Shares of cloud storage provider Box tanked more than 10 percent Wednesday morning after the company reported earnings for the second quarter of its 2019 fiscal year and offered slightly weak guidance for the third quarter.
The stock fell as low as $23.53, extending its after-hour losses on Tuesday. That puts Box on pace for its worst day since March.
The company’s quarterly report revealed slower billings growth, according to analysts for Rosenblatt, adding uncertainty to the second half of the year.
“Customers have been telling us over the past few months that it has gotten easier to do business with the company, with more deal standardization and better access to technical resources,” Rosenblatt said in a note. “However, it’s become clear to us that the company still has at least another two quarters of product rollout and sales ramping before it will be able to fully capitalize on these factors.”

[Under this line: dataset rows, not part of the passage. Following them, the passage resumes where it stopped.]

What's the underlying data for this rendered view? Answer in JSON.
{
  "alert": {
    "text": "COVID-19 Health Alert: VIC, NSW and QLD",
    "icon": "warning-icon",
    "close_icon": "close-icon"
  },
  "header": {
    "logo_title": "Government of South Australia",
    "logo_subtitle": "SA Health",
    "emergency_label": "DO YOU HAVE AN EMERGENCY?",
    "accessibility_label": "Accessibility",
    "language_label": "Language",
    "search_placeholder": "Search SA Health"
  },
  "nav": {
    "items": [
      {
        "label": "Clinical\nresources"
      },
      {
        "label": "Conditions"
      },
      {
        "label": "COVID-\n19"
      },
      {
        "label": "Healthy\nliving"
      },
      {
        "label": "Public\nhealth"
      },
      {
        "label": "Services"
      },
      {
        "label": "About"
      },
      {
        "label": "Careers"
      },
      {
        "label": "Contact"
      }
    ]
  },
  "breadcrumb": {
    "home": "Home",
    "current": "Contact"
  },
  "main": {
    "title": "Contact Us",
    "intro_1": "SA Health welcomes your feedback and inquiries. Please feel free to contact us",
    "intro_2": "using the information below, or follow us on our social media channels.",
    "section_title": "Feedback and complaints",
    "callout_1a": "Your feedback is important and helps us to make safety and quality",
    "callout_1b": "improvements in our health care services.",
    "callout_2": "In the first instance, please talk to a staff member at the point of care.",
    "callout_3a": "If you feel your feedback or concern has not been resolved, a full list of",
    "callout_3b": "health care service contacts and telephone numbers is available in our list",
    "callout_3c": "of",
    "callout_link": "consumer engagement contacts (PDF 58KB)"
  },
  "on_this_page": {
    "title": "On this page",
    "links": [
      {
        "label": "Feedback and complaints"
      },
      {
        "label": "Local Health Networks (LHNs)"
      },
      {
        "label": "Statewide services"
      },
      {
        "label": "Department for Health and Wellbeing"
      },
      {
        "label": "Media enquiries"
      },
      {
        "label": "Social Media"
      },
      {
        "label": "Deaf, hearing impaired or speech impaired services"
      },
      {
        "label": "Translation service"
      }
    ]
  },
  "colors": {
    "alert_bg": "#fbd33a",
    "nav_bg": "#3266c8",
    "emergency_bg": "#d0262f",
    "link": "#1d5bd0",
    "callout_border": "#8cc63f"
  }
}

Here’s how Box did in its second quarter, which ended July 31:
- Earnings: Loss of 5 cents per share, excluding certain items, vs. loss of 6 cents per share as expected by analysts, according to Thomson Reuters.
- Revenue: $148.2 million, vs. $146.5 million as expected by analysts, according to Thomson Reuters.
The company narrowed its loss from 11 cents per share, excluding certain items, and grew revenue by 20.6 percent, according to a statement. There were 11 deals worth more than $500,000 in the quarter, up from eight in the year-ago quarter, Box CEO Aaron Levie told CNBC on Tuesday.
Executives are forecasting that in the fiscal third quarter, Box will report a loss of between 8 cents and 7 cents per share, excluding certain items, on $154 million to $155 million in revenue. That’s a little worse than what analysts were looking for: Expectations were for a loss of 6 cents per share, excluding certain items, on $155 million in revenue in the fiscal third quarter, according to Thomson Reuters.
Box slightly updated its guidance for the full 2019 fiscal year. It’s now expecting a loss of 18 cents to 16 cents per share, excluding certain items, on $606 million to $608 million in revenue. That’s in line with analysts’ expectations of 18 cents per share, excluding certain items, on $606.5 million in revenue, according to Thomson Reuters.
In the past few quarters Box had been focused on increasing the amount of revenue it generates from each of its customers. Executives have recently said they were looking to achieve a $1 billion revenue run rate by the second half of its 2021 fiscal year. On a conference call with analysts on Tuesday, Box’s chief financial officer, Dylan Smith, said executives don’t want to identify a particular quarter when the company will pass that threshold. But Smith did say that executives “remain committed to surpassing a $1 billion in revenue for the full year of fiscal 2022.”
Box’s stock fell some more after those remarks.
Levie further addressed the targets on the call, emphasizing that the company will no longer say when it will hit the $1 billion run rate figure.
“What we’re really not doing is just specifying the quarter in which we expect to cross that,” Levie said. “Certainly in the second half that’s completely possible. What we’re trying to do is avoid too much focus on the specific quarter in which we cross that revenue threshold. Obviously, again, things like the seasonality and deals, puts and takes, in terms of the solution sales and add-on products — we are moving back from the specific quarter that we’ve been talking about the growth rate.”
Analysts have been focused on the growth that lies ahead over the next few years.
“While recent go-to-market initiatives should help drive improved revenue per customer trends in the out years, we believe concern over Box’s ability to reach this objective remains an overhang on shares,” Raymond James analysts led by Brian Peterson wrote in a Monday note.
Changes to salespeople’s compensation plans that are meant to encourage larger deals are having their desired effect, Rosenblatt Securities’ Marshall Senk wrote in a Friday note. There are also more deals involving multiple products in Box’s pipeline, Senk wrote.
“It’s still early, because of just the amount of time it kind of takes to ripple through the entire sales organization, so we’re still seeing some segments in the business kind of still have to kind of catch up to this transformation, but we’re seeing great growth in … the number of big deals, which is a really key metric of this transformation,” Levie told CNBC. Two-thirds of deals worth more than $100,000 in the quarter included new Box products, Levie said.
The company now has more than 87,000 business customers, up from more than 85,000 one quarter ago.
Box stock is up 27 percent since the beginning of the year.
— CNBC’s Josh Lipton and Sara Salinas contributed to this report.